The Isle of Man is generally a fairly safe place. In an emergency contact the Isle of Man Constabulary the island's police force on 999.

Town centres have real glass in bus shelters and graffiti has become a thing of the past.

Health conditions are very similar to the UK. The island has a well-equipped modern hospital Noble's Hospital, near Douglas but some complicated medical conditions may require removal to the UK.


The international dial code for the Isle of Man is the same as the United Kingdom and as part of the UK telephone system has the dial code 01624Prepaid SIM cards are readily available in mobile phone shops around the place.


English is the first language of all but a very small number of native speakers of Manx Gaelic. All children on the Isle of Man have the option to study Manx at school, and there have been efforts to revive the language. It is a descendant of Old Irish, along with Irish Gaelic and Scottish Gaelic. One of the most striking elements of the language is many consonant mutations can occur, e.g., Doolish the Manx name for Douglas, can easily become Ghoolish.

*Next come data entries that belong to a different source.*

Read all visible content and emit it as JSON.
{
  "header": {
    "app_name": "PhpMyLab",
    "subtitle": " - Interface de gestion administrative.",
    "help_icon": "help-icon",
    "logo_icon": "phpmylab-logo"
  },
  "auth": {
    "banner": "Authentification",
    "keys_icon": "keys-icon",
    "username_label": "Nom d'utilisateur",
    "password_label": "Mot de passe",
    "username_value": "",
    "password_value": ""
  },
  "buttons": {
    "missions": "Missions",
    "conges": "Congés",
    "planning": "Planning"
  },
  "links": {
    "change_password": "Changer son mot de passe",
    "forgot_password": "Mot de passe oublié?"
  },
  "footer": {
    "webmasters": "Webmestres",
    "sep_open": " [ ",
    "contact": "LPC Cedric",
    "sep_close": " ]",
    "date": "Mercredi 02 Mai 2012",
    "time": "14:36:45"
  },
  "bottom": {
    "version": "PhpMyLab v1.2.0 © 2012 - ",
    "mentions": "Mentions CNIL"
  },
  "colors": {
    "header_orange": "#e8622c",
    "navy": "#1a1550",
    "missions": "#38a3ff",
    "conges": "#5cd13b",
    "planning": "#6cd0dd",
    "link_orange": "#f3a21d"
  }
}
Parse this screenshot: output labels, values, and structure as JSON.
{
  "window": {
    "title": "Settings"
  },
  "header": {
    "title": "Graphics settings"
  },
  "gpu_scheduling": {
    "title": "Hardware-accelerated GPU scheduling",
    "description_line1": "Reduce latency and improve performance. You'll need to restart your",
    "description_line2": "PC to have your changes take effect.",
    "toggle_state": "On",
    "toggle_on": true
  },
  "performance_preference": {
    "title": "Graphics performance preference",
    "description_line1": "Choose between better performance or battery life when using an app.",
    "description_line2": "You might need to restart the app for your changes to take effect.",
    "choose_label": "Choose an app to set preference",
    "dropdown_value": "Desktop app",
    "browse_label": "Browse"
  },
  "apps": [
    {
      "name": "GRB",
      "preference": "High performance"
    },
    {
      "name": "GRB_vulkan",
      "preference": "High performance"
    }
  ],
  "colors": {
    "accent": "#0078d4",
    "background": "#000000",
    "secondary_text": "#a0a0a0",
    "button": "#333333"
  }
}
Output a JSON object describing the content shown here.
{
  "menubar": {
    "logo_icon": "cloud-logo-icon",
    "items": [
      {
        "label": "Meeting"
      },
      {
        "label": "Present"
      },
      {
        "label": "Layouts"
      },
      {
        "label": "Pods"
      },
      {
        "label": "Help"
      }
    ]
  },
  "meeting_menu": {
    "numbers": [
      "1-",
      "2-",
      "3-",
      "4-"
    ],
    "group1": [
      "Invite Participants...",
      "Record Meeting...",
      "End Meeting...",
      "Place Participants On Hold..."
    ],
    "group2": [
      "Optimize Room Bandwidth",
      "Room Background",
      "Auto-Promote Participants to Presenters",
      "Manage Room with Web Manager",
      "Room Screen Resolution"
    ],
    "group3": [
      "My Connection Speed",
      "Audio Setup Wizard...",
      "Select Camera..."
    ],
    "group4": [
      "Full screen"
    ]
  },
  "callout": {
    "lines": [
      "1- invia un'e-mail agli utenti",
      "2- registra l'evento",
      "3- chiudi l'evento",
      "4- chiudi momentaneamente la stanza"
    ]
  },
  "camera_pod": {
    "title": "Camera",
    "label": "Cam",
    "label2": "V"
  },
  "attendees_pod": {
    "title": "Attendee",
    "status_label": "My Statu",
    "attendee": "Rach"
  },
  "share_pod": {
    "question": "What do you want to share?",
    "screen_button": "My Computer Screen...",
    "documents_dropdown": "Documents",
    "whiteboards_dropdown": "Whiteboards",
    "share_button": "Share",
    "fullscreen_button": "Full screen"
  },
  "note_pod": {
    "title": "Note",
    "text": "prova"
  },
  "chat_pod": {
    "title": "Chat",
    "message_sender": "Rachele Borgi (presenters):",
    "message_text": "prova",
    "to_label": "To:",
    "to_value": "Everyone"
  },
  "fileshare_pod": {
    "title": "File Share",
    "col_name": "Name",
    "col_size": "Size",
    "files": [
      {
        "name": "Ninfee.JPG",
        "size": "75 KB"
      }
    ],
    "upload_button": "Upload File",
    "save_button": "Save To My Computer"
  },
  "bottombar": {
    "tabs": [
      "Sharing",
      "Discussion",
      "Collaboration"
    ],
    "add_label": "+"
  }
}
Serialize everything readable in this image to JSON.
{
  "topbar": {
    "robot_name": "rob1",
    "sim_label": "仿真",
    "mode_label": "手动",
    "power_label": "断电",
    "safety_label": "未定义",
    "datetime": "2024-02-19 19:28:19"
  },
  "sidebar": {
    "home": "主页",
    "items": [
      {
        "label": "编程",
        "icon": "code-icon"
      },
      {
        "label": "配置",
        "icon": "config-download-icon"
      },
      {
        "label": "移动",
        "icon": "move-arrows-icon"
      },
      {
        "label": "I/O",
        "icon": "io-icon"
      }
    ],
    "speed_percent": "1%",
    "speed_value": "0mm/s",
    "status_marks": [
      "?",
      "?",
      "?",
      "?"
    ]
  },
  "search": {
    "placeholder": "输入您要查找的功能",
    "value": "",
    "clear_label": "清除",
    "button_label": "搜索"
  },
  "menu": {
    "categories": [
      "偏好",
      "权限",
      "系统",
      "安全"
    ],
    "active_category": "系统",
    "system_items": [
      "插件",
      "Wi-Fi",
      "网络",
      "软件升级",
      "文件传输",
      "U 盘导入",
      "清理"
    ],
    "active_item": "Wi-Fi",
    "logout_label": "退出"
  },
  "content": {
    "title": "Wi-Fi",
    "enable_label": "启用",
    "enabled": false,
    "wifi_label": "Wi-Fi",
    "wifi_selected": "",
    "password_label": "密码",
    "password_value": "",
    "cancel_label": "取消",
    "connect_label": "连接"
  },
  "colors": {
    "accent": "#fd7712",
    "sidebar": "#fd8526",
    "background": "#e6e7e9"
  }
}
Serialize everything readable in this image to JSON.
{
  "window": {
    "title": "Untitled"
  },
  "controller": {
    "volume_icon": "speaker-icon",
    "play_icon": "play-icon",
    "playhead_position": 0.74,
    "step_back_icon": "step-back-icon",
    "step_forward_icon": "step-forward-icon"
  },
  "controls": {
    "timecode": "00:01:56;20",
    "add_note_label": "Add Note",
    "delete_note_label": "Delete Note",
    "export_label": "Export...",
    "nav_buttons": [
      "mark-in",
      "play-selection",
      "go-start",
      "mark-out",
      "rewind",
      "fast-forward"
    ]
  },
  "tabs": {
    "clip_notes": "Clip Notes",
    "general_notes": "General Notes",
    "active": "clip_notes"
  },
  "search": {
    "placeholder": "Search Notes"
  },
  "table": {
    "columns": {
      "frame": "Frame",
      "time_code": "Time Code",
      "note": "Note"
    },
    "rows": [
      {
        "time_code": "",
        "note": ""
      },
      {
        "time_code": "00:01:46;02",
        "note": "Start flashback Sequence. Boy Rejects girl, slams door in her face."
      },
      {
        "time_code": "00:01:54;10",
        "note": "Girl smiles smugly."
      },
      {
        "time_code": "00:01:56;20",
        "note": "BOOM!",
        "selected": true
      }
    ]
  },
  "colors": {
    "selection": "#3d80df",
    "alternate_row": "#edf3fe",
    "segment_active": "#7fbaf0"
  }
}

The Isle of Man is still a very socially conservative place, although some major social reforms in line with the rest of western Europe have been legislated for by Tynwald, the Manx parliament. Despite this, homosexuality, while being legalised, is not widely tolerated, and racial diversity on the island is decidedly lacking.

Capital punishment was not officially abolished until 1993, although no execution had taken place on the island for over 100 years. Corporal punishment has also been abolished - it was used for young male offenders until the mid 1970s.

People from the Isle of Man are known as Manx. The Manx are very proud of their identity; the Manx flag will be frequently seen. To dismiss the island as just a "tax haven" may cause annoyance; the finance industry is the major employer and considerable efforts have been made by the Manx authorities to improve the regulation and propriety of this industry. Nevertheless, taxes are considerably lower than in the UK - although Valued Added Tax is the same by agreement between the Manx and UK Governments.

The UK is often referred to simply as "across" i.e., travelling across to the UK.